Euro-area manufacturing output may have contracted to 46.7 in April from 46.8 last month, according to a Bloomberg survey of economists. London-based Markit Economics is scheduled to report the purchasing manager index data on April 23.
“The PMIs on Tuesday next week are going to be crucial in terms of the ECB expectations,” Vassili Serebriakov, a foreign-exchange strategist at BNP Paribas SA in New York, said yesterday in a telephone interview.
The ECB left its benchmark rate unchanged at a record low of 0.75 percent on April 4. At the same time, with doubts growing about the central bank’s forecast for an economic recovery later this year, President Mario Draghi signaled policy makers are looking at a range of measures, including lower rates.
Japanese investors sold 331.9 billion yen ($3.4 billion) in overseas bonds and notes in the week ended April 12, according to the Ministry of Finance in Tokyo.
“Markets will continue focusing on Japan, and particularly the main theme in foreign-exchange markets has been expectations of significant investor outflows from Japan,” BNP’s Serebriakov said. “Most market participants do see it as a medium-term story and would expect those flows to materialize over time.”
Global finance chiefs handed Japan leeway to reflate its stagnant economy by indicating its fresh round of monetary stimulus doesn’t contravene a pact to avoid a currency war.
Meeting for the first time since the BOJ unleashed new measures aimed at delivering 2 percent inflation within two years, G-20 finance ministers and central bankers said yesterday in Washington that those actions are “intended to stop deflation and support domestic demand.”
Options traders are the most bullish on the dollar against its Japanese counterpart in almost two months.

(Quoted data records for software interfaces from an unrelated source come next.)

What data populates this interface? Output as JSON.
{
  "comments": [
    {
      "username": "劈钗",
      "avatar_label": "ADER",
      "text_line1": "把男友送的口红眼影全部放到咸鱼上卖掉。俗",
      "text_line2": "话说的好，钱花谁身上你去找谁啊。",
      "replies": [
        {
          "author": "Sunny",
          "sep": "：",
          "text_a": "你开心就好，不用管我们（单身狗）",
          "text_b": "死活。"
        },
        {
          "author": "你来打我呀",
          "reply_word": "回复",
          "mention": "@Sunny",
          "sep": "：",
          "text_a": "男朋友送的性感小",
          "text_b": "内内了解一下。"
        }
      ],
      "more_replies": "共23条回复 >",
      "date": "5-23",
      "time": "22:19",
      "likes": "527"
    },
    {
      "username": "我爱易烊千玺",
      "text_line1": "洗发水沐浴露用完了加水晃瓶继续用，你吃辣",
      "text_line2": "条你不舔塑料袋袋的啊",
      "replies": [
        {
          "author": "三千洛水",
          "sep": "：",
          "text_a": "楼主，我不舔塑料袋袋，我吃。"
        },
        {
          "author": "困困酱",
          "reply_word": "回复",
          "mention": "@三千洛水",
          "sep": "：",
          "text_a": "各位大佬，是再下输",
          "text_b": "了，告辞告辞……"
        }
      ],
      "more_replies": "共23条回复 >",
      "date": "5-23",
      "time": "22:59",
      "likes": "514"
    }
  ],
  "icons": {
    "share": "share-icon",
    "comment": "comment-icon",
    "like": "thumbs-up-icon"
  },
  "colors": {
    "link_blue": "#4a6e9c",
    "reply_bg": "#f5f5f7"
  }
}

The premium for three-month options granting the right to buy the greenback versus the Japanese currency relative to those allowing for sales was as much 0.94 percentage point today, the most since Feb. 18, according to 25-delta risk reversals.
“G-20 and the BOJ have made it very clear to the financial community that Japan has the green light regarding continued QE and resulting Japanese yen weakness,” Douglas Borthwick, a managing director and head of foreign exchange at Chapdelaine FX in New York, said yesterday in an e-mail. The 100 level in dollar yen “will fall soon.”